Your assignment –
In the records below, how many lines hold the word "screenshot"? Give only the number.

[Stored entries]
##########

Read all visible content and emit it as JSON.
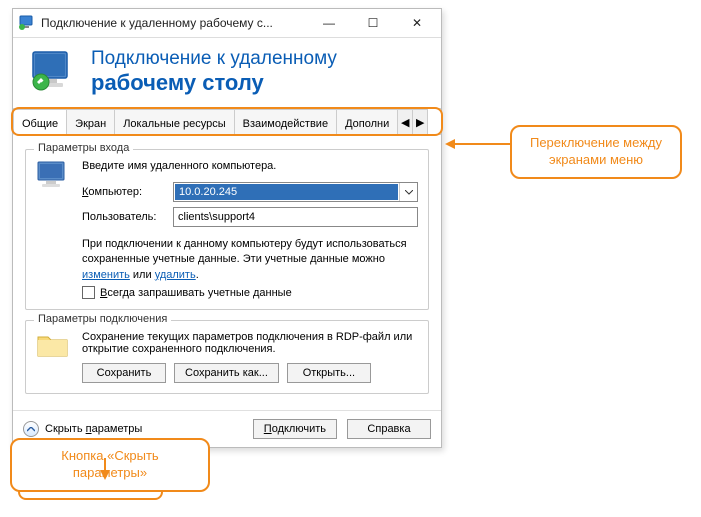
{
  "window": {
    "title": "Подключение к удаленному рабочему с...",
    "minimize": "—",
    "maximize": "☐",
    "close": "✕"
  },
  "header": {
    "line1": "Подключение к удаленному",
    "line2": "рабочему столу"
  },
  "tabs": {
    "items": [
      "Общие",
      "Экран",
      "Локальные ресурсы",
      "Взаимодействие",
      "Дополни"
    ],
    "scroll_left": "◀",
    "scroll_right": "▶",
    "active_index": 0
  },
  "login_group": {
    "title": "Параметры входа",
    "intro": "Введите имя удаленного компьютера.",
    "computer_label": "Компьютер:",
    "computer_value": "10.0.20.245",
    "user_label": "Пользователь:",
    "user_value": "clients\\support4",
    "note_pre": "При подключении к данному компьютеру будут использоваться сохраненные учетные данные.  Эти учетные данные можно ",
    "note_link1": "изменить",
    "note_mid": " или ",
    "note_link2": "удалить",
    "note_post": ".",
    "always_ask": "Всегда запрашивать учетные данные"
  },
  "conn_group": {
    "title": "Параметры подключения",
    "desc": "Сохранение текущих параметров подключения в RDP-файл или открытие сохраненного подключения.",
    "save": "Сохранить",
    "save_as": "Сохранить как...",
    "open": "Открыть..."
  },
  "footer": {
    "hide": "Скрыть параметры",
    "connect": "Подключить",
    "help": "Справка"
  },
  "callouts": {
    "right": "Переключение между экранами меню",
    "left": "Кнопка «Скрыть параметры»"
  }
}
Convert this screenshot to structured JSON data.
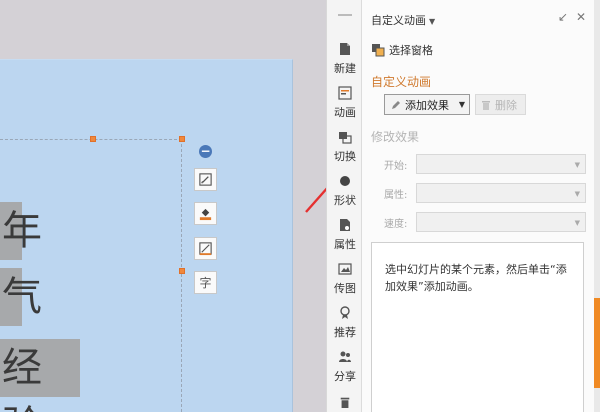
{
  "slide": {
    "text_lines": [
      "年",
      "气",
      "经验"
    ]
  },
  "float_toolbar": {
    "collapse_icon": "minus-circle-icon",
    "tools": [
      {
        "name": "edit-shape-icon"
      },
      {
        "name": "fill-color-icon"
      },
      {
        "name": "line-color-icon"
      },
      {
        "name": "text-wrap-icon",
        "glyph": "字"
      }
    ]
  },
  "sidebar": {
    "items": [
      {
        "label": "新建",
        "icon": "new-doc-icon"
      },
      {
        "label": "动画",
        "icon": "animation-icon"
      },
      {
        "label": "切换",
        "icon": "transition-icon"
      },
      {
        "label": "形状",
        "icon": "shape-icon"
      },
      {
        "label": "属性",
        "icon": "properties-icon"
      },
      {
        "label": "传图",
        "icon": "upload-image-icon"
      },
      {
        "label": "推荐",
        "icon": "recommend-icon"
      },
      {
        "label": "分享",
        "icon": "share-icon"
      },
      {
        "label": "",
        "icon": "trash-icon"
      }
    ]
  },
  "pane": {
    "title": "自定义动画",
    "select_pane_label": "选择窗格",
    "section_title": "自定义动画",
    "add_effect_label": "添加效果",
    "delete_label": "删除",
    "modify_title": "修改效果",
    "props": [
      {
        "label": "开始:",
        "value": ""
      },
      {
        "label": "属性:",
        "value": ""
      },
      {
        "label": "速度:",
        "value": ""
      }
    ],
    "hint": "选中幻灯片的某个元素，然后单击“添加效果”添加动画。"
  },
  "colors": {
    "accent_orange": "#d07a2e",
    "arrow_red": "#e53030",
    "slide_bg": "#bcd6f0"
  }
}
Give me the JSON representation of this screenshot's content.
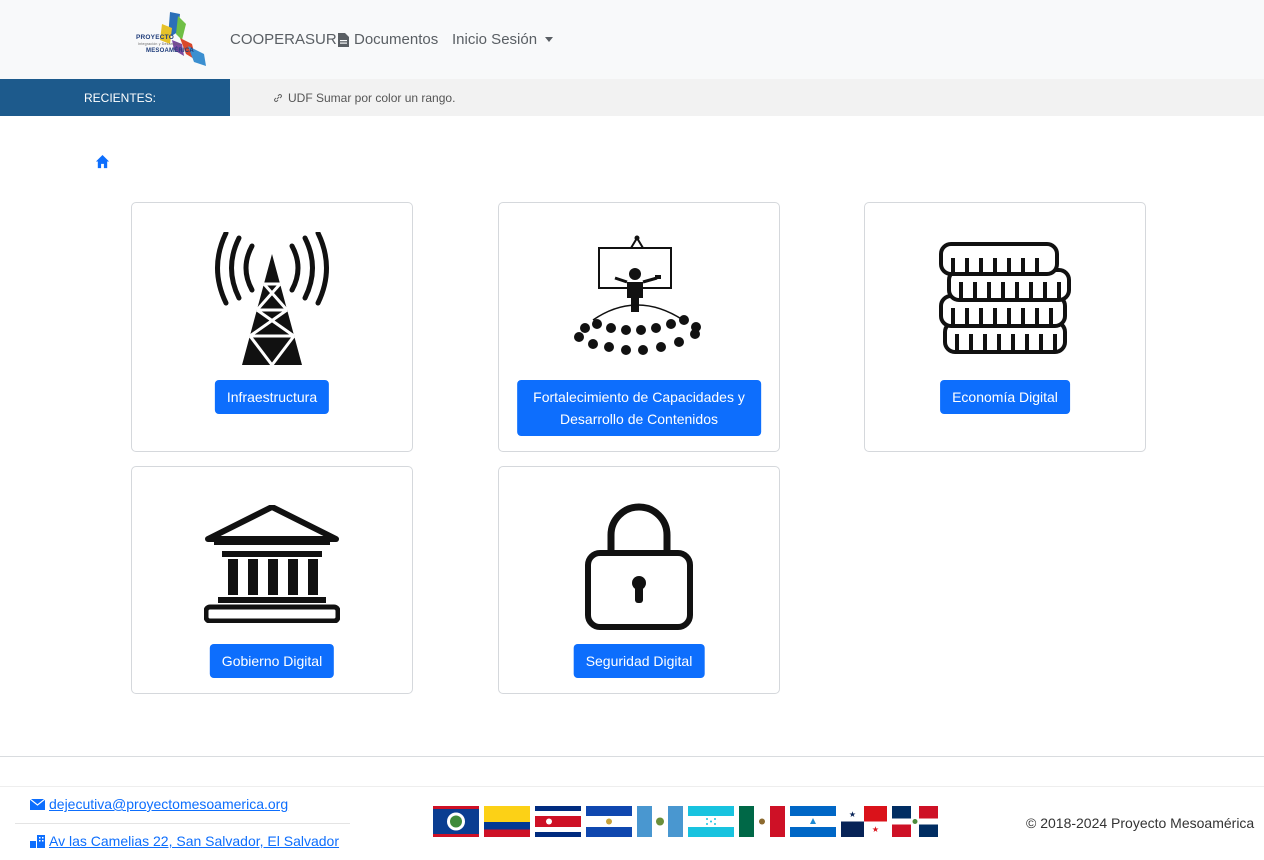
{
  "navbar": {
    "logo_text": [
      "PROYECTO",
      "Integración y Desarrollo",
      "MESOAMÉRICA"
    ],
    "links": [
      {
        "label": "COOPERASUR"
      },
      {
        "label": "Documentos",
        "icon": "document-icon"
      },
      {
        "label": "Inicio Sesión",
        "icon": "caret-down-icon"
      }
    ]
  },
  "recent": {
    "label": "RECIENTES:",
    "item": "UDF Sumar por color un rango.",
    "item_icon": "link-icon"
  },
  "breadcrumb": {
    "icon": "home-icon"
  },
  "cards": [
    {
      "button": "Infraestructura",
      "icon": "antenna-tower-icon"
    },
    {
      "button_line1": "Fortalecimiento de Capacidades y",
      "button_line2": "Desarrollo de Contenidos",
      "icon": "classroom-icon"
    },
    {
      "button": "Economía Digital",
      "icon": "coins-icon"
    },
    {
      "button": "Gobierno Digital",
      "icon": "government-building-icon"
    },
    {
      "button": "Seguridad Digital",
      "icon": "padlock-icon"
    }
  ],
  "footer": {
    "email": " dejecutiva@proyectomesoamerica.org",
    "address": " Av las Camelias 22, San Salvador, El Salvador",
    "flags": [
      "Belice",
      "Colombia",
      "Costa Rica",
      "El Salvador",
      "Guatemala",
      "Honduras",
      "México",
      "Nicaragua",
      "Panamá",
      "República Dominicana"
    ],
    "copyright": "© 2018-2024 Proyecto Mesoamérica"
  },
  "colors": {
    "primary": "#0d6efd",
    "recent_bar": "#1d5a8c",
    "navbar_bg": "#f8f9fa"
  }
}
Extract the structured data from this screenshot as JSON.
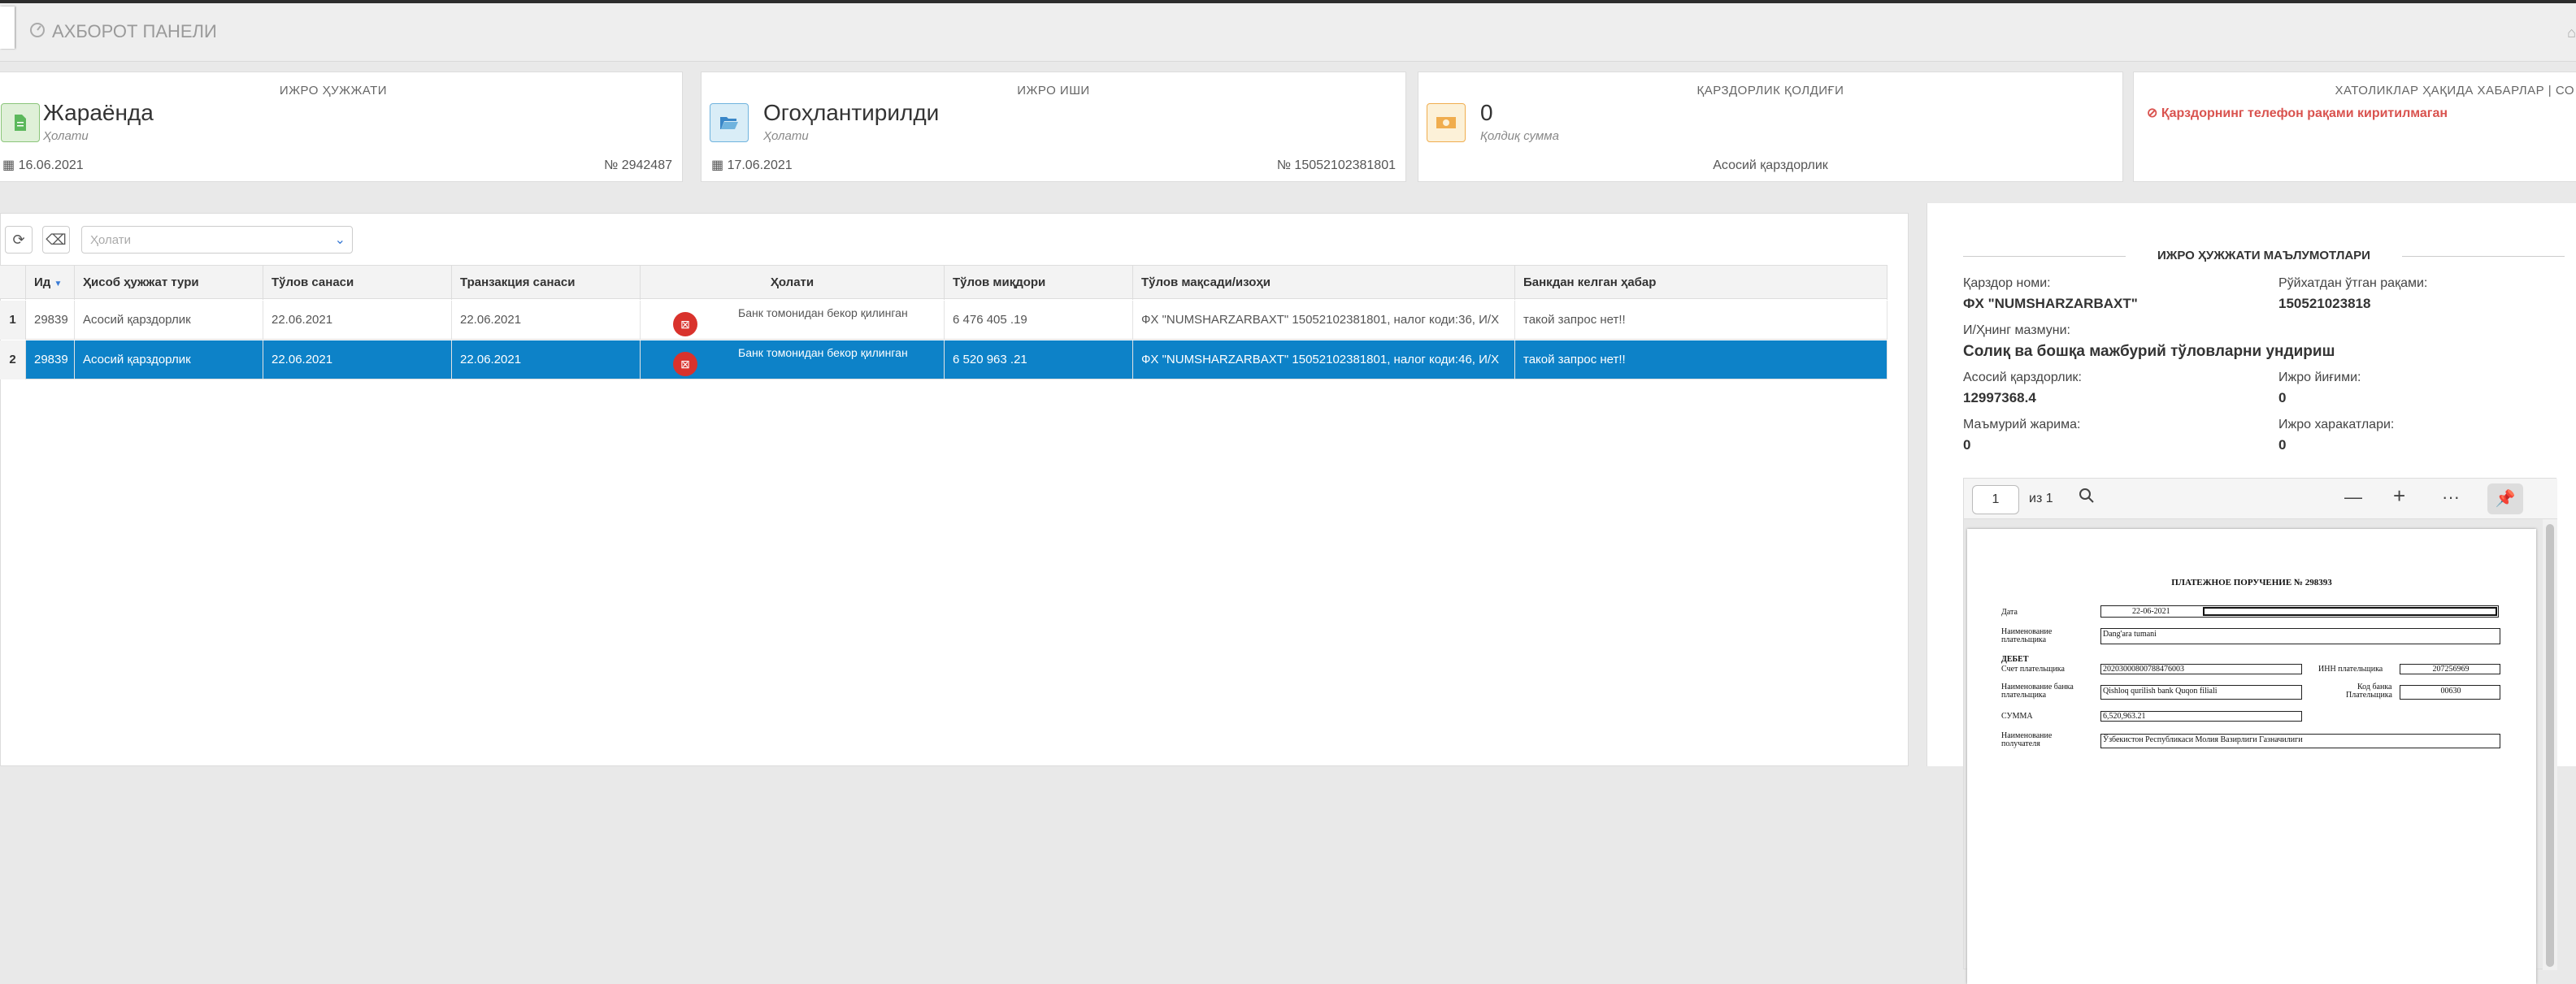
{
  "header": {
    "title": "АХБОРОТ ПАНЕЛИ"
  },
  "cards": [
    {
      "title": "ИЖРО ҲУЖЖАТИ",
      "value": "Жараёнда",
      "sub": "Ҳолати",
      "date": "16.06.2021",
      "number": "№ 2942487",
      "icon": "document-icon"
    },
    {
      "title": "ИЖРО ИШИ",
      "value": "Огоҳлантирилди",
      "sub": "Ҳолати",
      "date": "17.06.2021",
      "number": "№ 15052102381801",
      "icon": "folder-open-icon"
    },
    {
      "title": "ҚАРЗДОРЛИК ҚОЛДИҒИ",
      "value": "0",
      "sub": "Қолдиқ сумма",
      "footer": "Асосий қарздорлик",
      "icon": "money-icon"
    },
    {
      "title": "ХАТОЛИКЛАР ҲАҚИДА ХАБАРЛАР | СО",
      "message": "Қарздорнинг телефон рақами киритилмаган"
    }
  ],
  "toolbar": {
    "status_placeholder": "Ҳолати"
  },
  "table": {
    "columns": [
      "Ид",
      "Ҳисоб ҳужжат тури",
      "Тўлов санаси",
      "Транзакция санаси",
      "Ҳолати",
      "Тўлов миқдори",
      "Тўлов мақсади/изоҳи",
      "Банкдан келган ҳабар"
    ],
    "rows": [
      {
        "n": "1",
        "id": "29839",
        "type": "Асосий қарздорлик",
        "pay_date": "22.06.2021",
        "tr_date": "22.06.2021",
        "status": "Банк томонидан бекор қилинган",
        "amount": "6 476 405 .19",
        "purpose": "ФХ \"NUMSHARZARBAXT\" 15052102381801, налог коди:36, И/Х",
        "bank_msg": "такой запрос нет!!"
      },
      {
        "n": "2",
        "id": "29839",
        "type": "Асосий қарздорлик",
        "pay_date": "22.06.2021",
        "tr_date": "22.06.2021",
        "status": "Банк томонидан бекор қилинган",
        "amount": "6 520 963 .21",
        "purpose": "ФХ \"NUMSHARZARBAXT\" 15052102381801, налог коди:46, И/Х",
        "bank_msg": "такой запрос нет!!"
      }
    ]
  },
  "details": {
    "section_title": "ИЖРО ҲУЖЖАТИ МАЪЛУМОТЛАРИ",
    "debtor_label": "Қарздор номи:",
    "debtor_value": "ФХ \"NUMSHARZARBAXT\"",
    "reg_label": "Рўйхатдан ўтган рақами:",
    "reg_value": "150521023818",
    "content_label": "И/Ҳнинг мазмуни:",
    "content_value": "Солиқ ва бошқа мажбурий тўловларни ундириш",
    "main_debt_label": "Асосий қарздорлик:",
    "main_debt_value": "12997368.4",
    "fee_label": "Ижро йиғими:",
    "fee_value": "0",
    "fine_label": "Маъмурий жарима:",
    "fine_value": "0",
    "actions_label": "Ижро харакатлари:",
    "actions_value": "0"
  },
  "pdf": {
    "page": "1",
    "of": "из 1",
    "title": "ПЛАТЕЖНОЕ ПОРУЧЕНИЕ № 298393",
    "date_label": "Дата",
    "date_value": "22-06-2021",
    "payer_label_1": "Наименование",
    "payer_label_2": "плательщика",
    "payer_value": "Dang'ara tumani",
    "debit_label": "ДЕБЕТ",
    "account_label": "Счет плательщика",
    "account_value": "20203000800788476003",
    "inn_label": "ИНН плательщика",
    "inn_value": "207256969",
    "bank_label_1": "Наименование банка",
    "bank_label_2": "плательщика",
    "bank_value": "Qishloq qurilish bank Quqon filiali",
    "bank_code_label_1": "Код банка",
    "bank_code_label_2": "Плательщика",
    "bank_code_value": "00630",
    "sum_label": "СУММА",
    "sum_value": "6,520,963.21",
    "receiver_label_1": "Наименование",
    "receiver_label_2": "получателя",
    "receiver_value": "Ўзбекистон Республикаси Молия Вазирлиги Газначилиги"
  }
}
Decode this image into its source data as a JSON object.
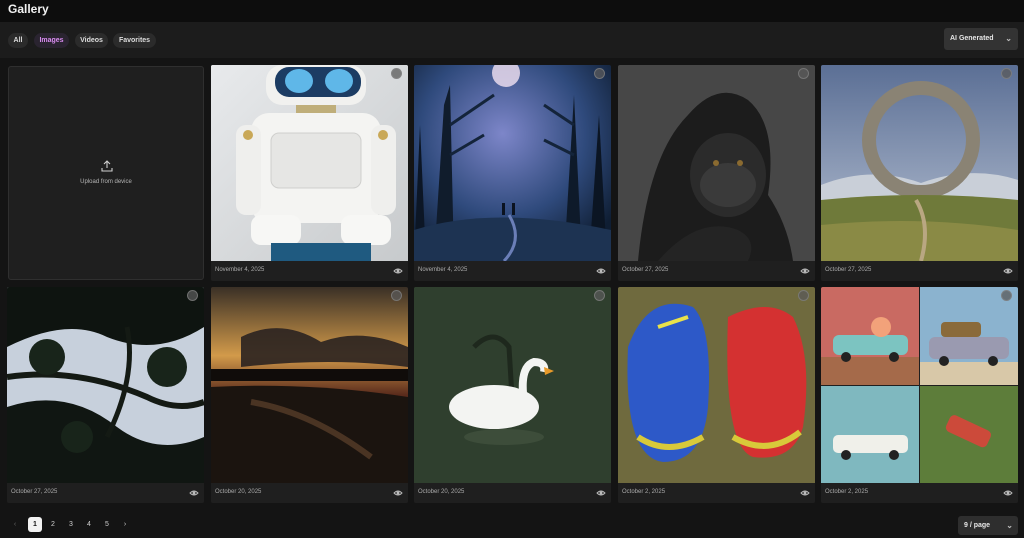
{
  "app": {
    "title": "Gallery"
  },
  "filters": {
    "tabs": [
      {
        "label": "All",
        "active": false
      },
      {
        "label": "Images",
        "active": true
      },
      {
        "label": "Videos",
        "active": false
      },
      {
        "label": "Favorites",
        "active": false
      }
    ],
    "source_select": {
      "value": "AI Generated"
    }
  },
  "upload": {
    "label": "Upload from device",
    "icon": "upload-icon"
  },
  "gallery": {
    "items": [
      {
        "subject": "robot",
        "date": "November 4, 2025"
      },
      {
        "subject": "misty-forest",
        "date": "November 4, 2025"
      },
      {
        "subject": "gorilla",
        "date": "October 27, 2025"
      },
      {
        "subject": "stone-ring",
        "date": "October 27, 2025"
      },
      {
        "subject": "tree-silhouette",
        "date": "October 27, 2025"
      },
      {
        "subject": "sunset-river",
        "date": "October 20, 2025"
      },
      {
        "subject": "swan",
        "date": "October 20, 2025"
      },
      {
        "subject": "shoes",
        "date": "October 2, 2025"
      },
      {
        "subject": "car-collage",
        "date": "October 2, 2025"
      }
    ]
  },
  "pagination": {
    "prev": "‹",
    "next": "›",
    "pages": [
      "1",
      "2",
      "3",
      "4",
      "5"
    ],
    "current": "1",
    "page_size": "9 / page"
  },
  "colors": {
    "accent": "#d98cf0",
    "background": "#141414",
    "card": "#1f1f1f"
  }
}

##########

Problem solution –
3